Learning how to trade volatility is an extremely important aspect of options trading. Trading volatility can be very complex, but it is very easy to obtain a basic understanding and that is all most traders will ever need. I put together a reference guide on how to trade volatility if you want to check it out. Today, I want to talk about how you can use volatility, and specifically the VIX index, as a trading tool to help you make decisions on position sizing as well as entry and exit rules.
Position sizing and money management are some of the hardest things for traders to handle. Some people think that once you have your trading plan detailing you entry and exit rules you’re set, but that’s not the case. Money management is one of the most crucial aspects of successful trading. So, what does volatility have to do with money management?
1. Each option strategy will be either positive or negative vega. Having a combination of positive and negative vega trades can help lower your overall volatility risk.
2. You can set entry and exit rules based on volatility levels
3. You can create position sizing rules based on volatility levels
My primary trading strategies are Iron Condors, Bull Put Spreads and Bear Call Spreads which are all net short volatility trades. In order to hedge some of my vega risk, I like to use some long volatility trades such as Covered Calls and Diagonal Spreads.
You can also use volatility as a trading entry signal. On my Iron Condor trading plan, I have 5 entry guidelines. One of these is to enter the positions on a down day (when volatility has spiked) as this will allow me to either a) bring in more premium or b) move my strikes further away from the market.
Also on my trading plan I include position sizing rules based on where volatility (as measured by the VIX Index) is trading. Below is an example of how you could structure your portfolio based on implied volatility levels. You can see that when the VIX is high, you allocate more capital to short vega strategies.

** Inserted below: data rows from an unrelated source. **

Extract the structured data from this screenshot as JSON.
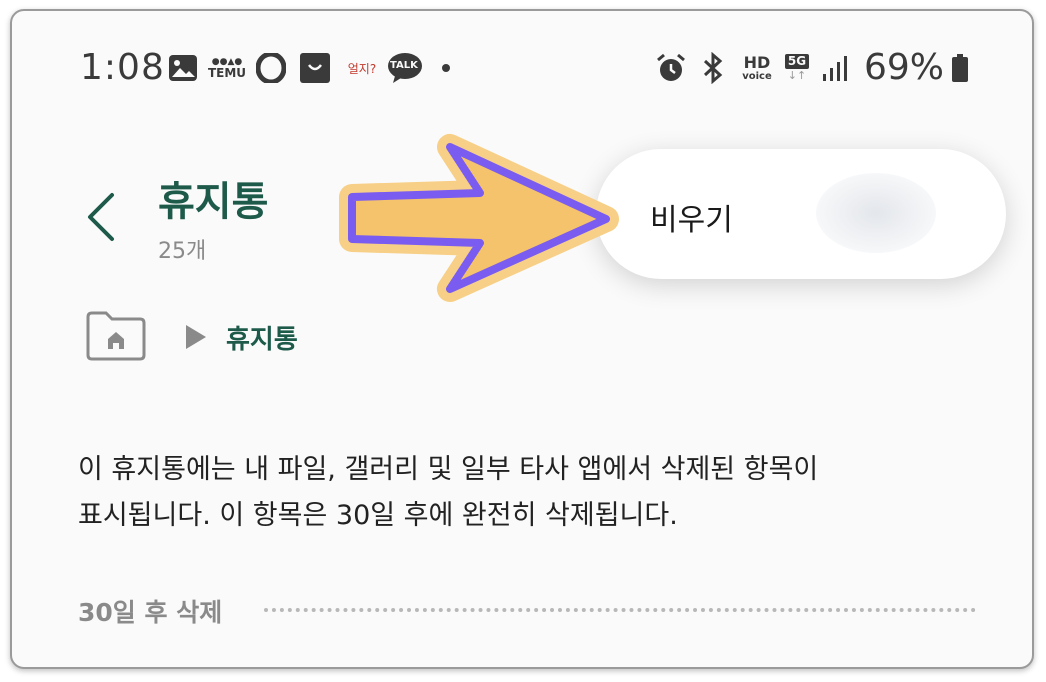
{
  "status_bar": {
    "time": "1:08",
    "notification_icons": [
      "gallery-icon",
      "temu-icon",
      "opera-icon",
      "shopping-bag-icon",
      "oeji-icon",
      "talk-icon",
      "more-dot-icon"
    ],
    "temu_text": "TEMU",
    "oeji_text": "얼지?",
    "talk_text": "TALK",
    "hd_text": "HD",
    "voice_text": "voice",
    "network_text": "5G",
    "battery_percent": "69%",
    "system_icons": [
      "alarm-icon",
      "bluetooth-icon",
      "hd-voice-icon",
      "5g-icon",
      "signal-icon",
      "battery-icon"
    ]
  },
  "header": {
    "title": "휴지통",
    "item_count": "25개"
  },
  "popup_menu": {
    "items": [
      {
        "label": "비우기"
      }
    ]
  },
  "breadcrumb": {
    "current": "휴지통"
  },
  "description": {
    "line1": "이 휴지통에는 내 파일, 갤러리 및 일부 타사 앱에서 삭제된 항목이",
    "line2": "표시됩니다. 이 항목은 30일 후에 완전히 삭제됩니다."
  },
  "section": {
    "label": "30일 후 삭제"
  },
  "colors": {
    "accent": "#1e5a4a",
    "arrow_fill": "#f5c36b",
    "arrow_stroke": "#7b5cf0",
    "text_gray": "#8a8a8a"
  }
}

I also discuss this concept in the video below.
I hope you enjoyed this article, if you have any questions, please email me at firstname.lastname@example.org.
Here’s to your ultimate success!